By the time we got up to Fairfield it was about 12pm so we agreed to head down and start the descent then have dinner at 1pm along the ridge somewhere. As we started to head down we noticed the clouds had thickened and were fast approaching from all sides of us! We quickly decided to have dinner on a little sheltered patch of ground just off from the path and as we sat down it looked like the clouds were clearing again...until we looked behind us! The route we had just walked up and over was all of a sudden covered in thick black cloud, then the rain started and it looked so dark and gloomy that you would easily have got lost up on Fairfield in it! We were very lucky to have got down when we did - as we finished eating it started spitting light rain but it only lasted a few minutes.
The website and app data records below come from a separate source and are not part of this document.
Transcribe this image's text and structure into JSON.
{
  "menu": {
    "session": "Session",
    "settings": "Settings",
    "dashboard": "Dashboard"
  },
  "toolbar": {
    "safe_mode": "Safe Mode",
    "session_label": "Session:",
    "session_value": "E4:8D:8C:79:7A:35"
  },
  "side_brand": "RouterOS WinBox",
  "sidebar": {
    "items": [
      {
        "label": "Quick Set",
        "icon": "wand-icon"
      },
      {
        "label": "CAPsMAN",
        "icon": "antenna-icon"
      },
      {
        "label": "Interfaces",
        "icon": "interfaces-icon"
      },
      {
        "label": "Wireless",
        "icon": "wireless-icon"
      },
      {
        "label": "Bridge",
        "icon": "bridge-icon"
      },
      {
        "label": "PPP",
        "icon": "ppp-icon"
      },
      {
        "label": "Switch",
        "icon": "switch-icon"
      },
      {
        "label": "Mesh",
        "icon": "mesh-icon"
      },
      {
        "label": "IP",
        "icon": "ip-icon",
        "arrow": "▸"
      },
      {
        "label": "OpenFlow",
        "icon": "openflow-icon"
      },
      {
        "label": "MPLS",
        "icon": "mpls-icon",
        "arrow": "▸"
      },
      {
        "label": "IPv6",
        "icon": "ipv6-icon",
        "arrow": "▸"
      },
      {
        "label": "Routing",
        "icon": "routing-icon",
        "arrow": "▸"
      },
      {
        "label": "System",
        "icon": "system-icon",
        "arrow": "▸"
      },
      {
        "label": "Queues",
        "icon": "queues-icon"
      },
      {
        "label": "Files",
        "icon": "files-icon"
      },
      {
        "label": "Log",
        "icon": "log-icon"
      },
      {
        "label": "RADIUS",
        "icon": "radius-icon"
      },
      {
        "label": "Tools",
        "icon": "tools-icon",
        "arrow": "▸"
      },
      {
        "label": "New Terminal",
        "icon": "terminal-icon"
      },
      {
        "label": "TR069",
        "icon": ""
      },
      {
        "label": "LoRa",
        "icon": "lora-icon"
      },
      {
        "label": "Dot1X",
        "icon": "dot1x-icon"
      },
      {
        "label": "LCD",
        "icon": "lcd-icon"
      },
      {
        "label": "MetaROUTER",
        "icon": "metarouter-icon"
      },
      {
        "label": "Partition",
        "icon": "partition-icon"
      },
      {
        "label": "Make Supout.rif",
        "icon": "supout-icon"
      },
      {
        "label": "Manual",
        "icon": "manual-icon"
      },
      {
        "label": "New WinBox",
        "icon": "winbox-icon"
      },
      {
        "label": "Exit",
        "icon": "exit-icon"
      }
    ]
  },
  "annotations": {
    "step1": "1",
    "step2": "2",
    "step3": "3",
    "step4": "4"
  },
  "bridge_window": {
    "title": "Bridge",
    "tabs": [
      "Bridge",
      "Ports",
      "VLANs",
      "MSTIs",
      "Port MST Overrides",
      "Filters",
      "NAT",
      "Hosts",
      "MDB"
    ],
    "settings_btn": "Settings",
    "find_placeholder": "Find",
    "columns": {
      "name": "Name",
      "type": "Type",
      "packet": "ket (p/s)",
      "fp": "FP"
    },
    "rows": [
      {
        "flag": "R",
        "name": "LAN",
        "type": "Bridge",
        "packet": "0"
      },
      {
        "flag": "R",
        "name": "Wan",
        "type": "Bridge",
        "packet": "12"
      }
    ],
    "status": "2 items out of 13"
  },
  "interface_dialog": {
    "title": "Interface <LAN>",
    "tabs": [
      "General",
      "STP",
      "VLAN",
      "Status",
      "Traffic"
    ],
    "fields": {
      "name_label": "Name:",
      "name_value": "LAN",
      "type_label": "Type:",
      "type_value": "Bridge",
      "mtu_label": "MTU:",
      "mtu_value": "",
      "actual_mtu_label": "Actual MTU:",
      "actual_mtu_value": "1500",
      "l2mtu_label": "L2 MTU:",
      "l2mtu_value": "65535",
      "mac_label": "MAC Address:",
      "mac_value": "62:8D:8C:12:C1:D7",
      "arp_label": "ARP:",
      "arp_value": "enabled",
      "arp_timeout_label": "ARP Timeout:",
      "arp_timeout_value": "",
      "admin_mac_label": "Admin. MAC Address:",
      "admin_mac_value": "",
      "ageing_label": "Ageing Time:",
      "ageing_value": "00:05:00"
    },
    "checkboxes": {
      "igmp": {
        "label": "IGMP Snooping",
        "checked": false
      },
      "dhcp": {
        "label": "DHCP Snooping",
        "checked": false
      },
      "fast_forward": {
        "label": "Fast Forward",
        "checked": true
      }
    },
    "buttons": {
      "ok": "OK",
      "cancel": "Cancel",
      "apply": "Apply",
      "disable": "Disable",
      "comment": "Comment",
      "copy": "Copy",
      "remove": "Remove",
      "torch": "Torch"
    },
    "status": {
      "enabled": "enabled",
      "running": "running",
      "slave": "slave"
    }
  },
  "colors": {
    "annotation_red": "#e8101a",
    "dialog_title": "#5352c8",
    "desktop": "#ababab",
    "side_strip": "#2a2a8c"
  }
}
The rest of the walk down we managed to stay dry and watched as the rain fell all around us - we seemed to have the only clear patch of sky above us which was good!
The walk down took us over Great Rigg, Heron Pike, and finally Nab Scar. The views coming down were once again fantastic! At one stage we could see Lake Windermere, Rydal Water, Grasmere, and Coniston which made some beautiful photos! I've recently been giving panoramic photography a go so I've been looking out for interesting views like the ones from the last bit of the horseshoe. I use either my standard 18-55mm lens, or my wide angle 10-17mm lens, hold it portrait, and take about 6-10 shots all next to one another with about 30% overlap. It doesn't matter too much about keeping the camera steady or getting them exactly in line, as long as you remember a reference point within the frame that you can use to match up the shots as you move along - for example a tree, or a boat on the lake. I then open all the images in Photoshop (you can also use Photoshop Elements) and click on File > Automate > Photomerge. Choose the Auto option then Add Open Files, then click OK. Photoshop will then layer up your images and match up the edges to create your panorama! All you have to do then is crop it how you'd like and double check everything is matched up properly before saving it! I love the effect of panoramic images - I have a wide angle lens which I often use for my landscapes as you can fit a lot more in the frame, but panoramic photography gives a whole different perspective and you can fit loads more in but with a tighter crop which often makes the images more striking.
Coming down from Nab Scar we joined onto a road that leads down past Rydal Mount (one of Wordsworth's houses in the 1800's) and Rydal Hall (formerly home to the Le Fleming family from approx 1126 - the early 1960's), then along a footpath which took us all the way back to Ambleside. Overall, the walk was 11.96 miles and took us 7 hours and 11 minutes (according to my GPS route tracker I took with me)! The walk was really enjoyable, even though some parts of the ascent were quite tiring due to having to rock climb in parts, and there were also lots of deep boggy areas which could be quite difficult to cross! However, once we'd made it to the top it was a very satisfying feeling to be able to look down and see what we'd just climbed up! The walk included 8 Wainwrights (Low Pike, High Pike, Dove Crag, Hart Crag, Fairfield, Great Rigg, Heron Pike, and Nab Scar) which now brings my total number up to 19 Wainwrights - still a long way to go until I've done all 214 of them! I'd like to do the walk again, maybe on a slightly clearer day to see how far off the coast I can see, and I'd still like to do the Kentmere Horseshoe again aswell, seeing as I got no views at all up there last time! But in the meantime, the next Wainwright I'd like to conquer is Helvellyn! Watch this space for future posts about it!
Landscape & travel photographer from Cumbria, UK.